Please retype the entries below word for word, passing over every picture.
Content starts
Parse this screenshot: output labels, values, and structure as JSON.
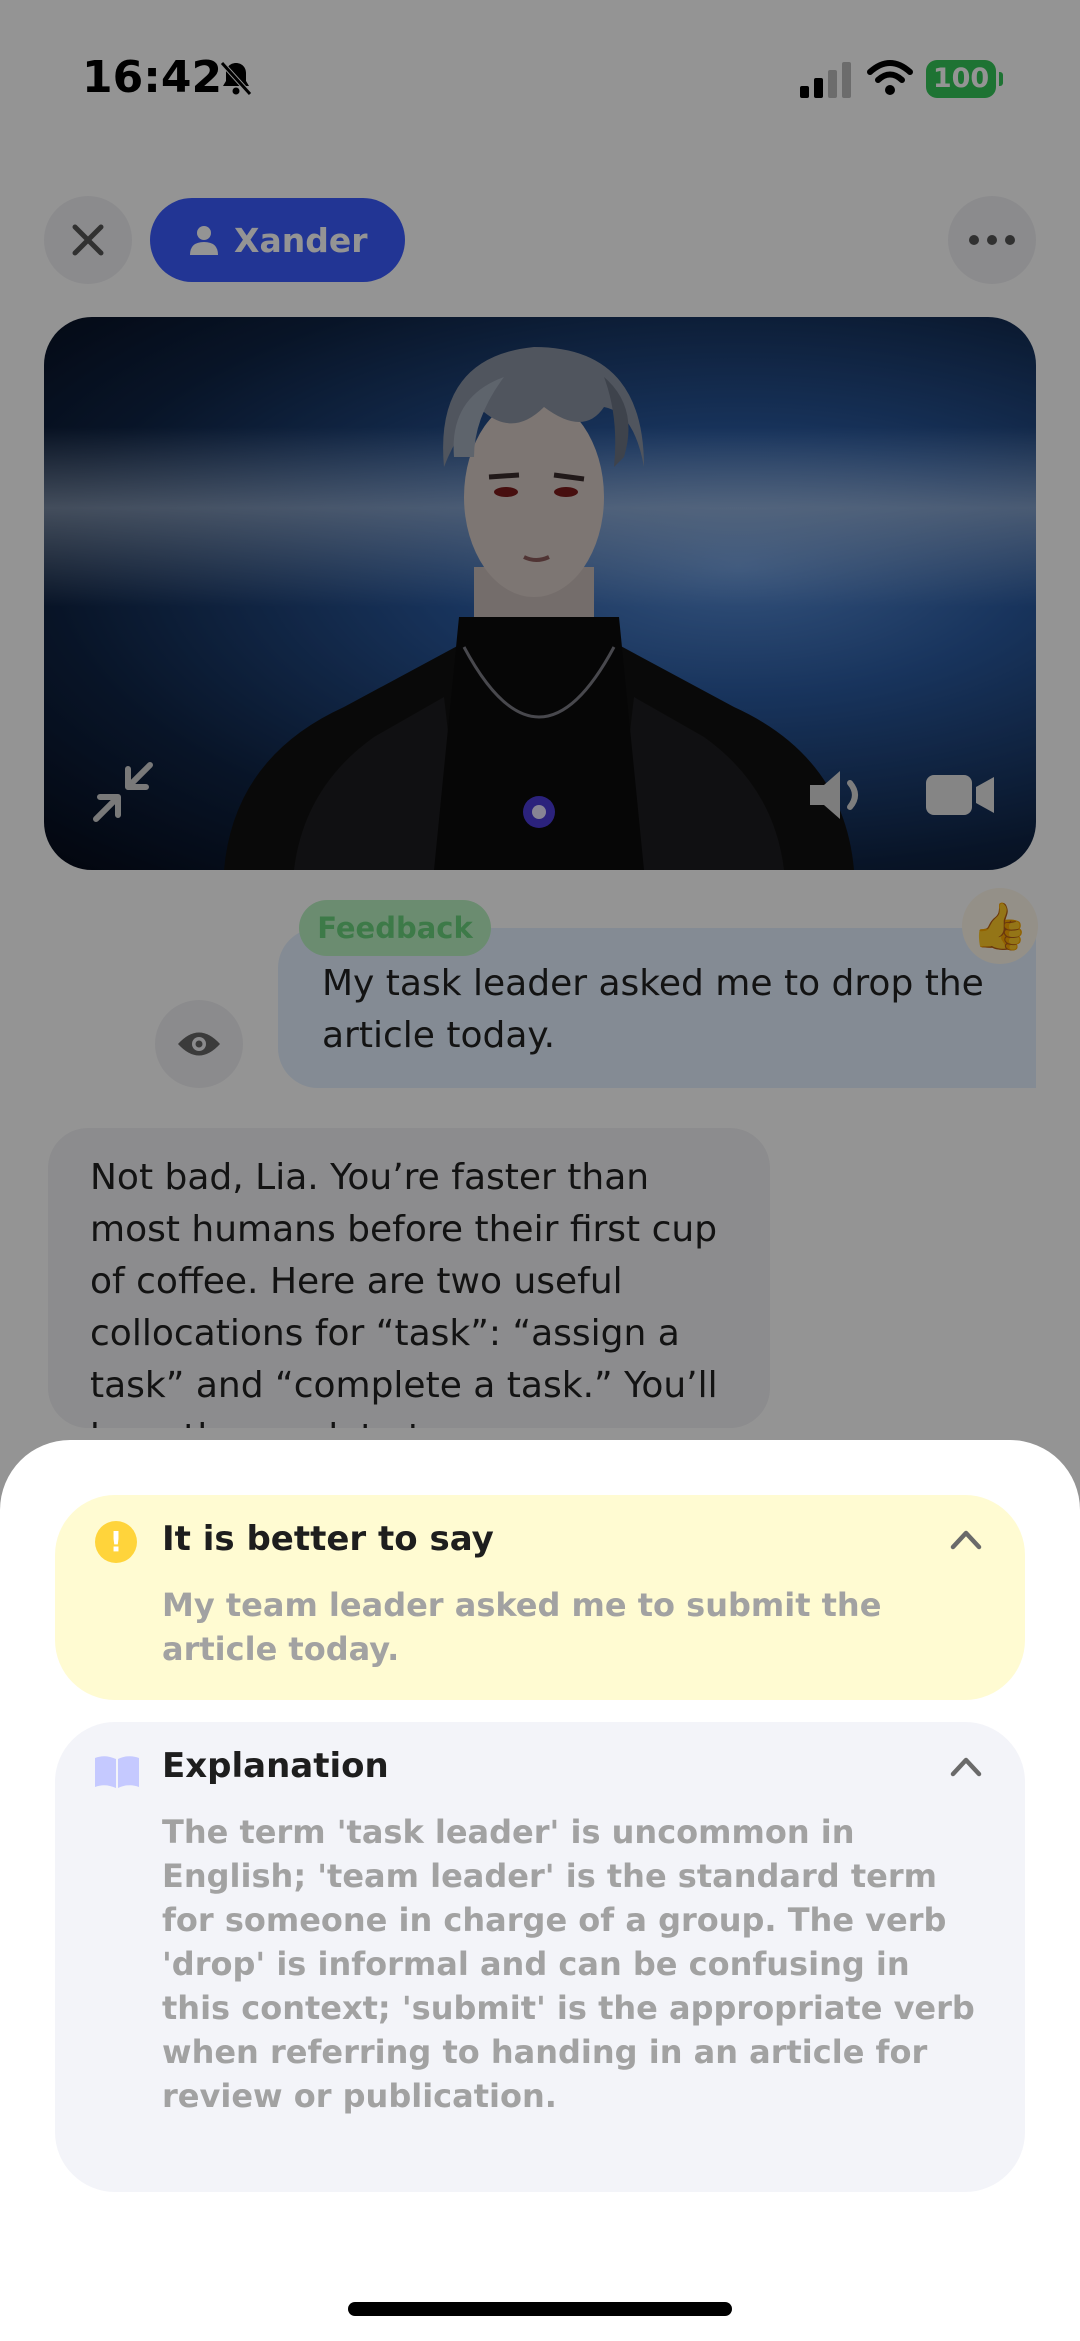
{
  "status_bar": {
    "time": "16:42",
    "battery": "100",
    "icons": [
      "bell-slash-icon",
      "signal-icon",
      "wifi-icon",
      "battery-icon"
    ]
  },
  "header": {
    "character_name": "Xander",
    "icons": [
      "close-icon",
      "person-icon",
      "more-icon"
    ]
  },
  "video": {
    "controls": [
      "collapse-icon",
      "volume-icon",
      "camera-icon"
    ]
  },
  "chat": {
    "user_message": "My task leader asked me to drop the article today.",
    "feedback_label": "Feedback",
    "reaction": "👍",
    "bot_message": "Not bad, Lia. You’re faster than most humans before their first cup of coffee. Here are two useful collocations for “task”: “assign a task” and “complete a task.” You’ll hear these a lot at"
  },
  "sheet": {
    "suggestion": {
      "title": "It is better to say",
      "icon": "!",
      "text": "My team leader asked me to submit the article today."
    },
    "explanation": {
      "title": "Explanation",
      "text": "The term 'task leader' is uncommon in English; 'team leader' is the standard term for someone in charge of a group. The verb 'drop' is informal and can be confusing in this context; 'submit' is the appropriate verb when referring to handing in an article for review or publication."
    }
  },
  "colors": {
    "accent_blue": "#3c5cff",
    "suggestion_bg": "#fffbd2",
    "explanation_bg": "#f3f4f9",
    "warning_yellow": "#ffd43b",
    "battery_green": "#34c759"
  }
}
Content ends
### [OUTPUT BELOW]
Parse this screenshot: output labels, values, and structure as JSON.
{
  "status_bar": {
    "time": "16:42",
    "battery": "100",
    "icons": [
      "bell-slash-icon",
      "signal-icon",
      "wifi-icon",
      "battery-icon"
    ]
  },
  "header": {
    "character_name": "Xander",
    "icons": [
      "close-icon",
      "person-icon",
      "more-icon"
    ]
  },
  "video": {
    "controls": [
      "collapse-icon",
      "volume-icon",
      "camera-icon"
    ]
  },
  "chat": {
    "user_message": "My task leader asked me to drop the article today.",
    "feedback_label": "Feedback",
    "reaction": "👍",
    "bot_message": "Not bad, Lia. You’re faster than most humans before their first cup of coffee. Here are two useful collocations for “task”: “assign a task” and “complete a task.” You’ll hear these a lot at"
  },
  "sheet": {
    "suggestion": {
      "title": "It is better to say",
      "icon": "!",
      "text": "My team leader asked me to submit the article today."
    },
    "explanation": {
      "title": "Explanation",
      "text": "The term 'task leader' is uncommon in English; 'team leader' is the standard term for someone in charge of a group. The verb 'drop' is informal and can be confusing in this context; 'submit' is the appropriate verb when referring to handing in an article for review or publication."
    }
  },
  "colors": {
    "accent_blue": "#3c5cff",
    "suggestion_bg": "#fffbd2",
    "explanation_bg": "#f3f4f9",
    "warning_yellow": "#ffd43b",
    "battery_green": "#34c759"
  }
}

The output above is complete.